It has been generally recognized that the deterioration of recycled pulp is mainly caused by the loss of total bonding strength of recycled pulp while the loss of intrinsic fiber strength is only minor. The loss of total bonding strength may be attributed to one or both of the two fundamental properties of fibers: wet-fiber flexibility and surface condition. Through studies on a series of hemlock pulps with different chemical composition, the changes in these two properties were determined and the main factor which causes the strength loss of recycled pulp was identified. It is found that the dominant factor causing the strength loss of recycled pulp is wet-fiber flexibility. This conclusion is supported by the strength-density relation of recycled pulp and by the changes in pulp Water Retention Value (WRV) on recycling. The other fundamental property of fibers, specific fiber bonding strength, is studied through the application of Page's equation of tensile strength and is found to remain largely unchanged during recycling. The validity of this application is also addressed.
|Original language||English (US)|
|Number of pages||6|

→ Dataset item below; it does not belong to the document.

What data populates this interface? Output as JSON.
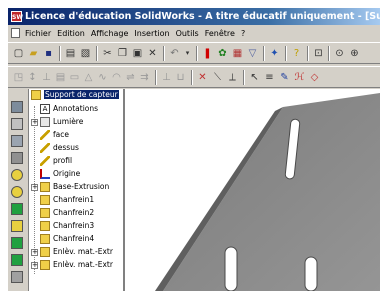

|Specialist publication||Paperi ja Puu/Paper and Timber|
|State||Published - Dec 1 1999|
- Burst strength
- Tensile strength